***** GIVEN DATA *****
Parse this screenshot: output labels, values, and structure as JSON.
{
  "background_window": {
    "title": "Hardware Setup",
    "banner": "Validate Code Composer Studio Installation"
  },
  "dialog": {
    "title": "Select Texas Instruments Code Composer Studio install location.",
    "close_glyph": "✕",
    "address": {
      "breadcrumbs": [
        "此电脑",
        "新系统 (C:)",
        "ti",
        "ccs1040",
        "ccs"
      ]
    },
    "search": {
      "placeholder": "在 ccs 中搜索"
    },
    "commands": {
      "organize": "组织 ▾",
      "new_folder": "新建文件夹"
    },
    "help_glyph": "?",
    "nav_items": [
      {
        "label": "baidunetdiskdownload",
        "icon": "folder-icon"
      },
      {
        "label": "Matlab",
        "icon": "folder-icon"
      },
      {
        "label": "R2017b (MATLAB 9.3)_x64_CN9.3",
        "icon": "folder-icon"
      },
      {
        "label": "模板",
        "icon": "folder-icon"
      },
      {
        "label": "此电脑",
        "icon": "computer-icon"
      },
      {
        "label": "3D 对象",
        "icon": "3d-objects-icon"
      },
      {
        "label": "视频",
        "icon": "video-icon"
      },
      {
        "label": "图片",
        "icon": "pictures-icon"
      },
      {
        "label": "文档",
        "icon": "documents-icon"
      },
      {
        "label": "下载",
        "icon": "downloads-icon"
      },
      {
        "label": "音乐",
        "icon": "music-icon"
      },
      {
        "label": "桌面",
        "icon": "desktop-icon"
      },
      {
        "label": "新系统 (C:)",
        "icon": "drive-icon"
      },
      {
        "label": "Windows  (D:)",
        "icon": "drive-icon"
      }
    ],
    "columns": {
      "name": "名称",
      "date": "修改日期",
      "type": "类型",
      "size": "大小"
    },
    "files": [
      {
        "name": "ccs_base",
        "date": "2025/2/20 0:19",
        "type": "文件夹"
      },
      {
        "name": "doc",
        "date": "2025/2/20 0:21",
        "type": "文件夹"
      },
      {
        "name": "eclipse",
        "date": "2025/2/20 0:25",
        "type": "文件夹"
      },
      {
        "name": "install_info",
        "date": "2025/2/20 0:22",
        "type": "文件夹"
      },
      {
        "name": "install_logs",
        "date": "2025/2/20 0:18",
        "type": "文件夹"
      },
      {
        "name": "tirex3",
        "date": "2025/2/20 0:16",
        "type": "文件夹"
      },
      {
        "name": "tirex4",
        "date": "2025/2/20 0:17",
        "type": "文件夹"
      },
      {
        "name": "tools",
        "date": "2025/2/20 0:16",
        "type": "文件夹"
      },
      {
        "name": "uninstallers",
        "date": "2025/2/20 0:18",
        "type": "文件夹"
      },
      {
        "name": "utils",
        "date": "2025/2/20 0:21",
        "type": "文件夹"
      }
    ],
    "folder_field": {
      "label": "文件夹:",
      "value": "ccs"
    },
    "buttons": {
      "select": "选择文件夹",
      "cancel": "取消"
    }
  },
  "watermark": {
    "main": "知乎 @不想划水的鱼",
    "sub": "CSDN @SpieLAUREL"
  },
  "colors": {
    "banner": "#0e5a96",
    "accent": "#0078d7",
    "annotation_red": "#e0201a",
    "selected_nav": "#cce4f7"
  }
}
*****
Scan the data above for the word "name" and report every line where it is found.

| TASK OUTPUT |
      "name": "名称",
        "name": "ccs_base",
        "name": "doc",
        "name": "eclipse",
        "name": "install_info",
        "name": "install_logs",
        "name": "tirex3",
        "name": "tirex4",
        "name": "tools",
        "name": "uninstallers",
        "name": "utils",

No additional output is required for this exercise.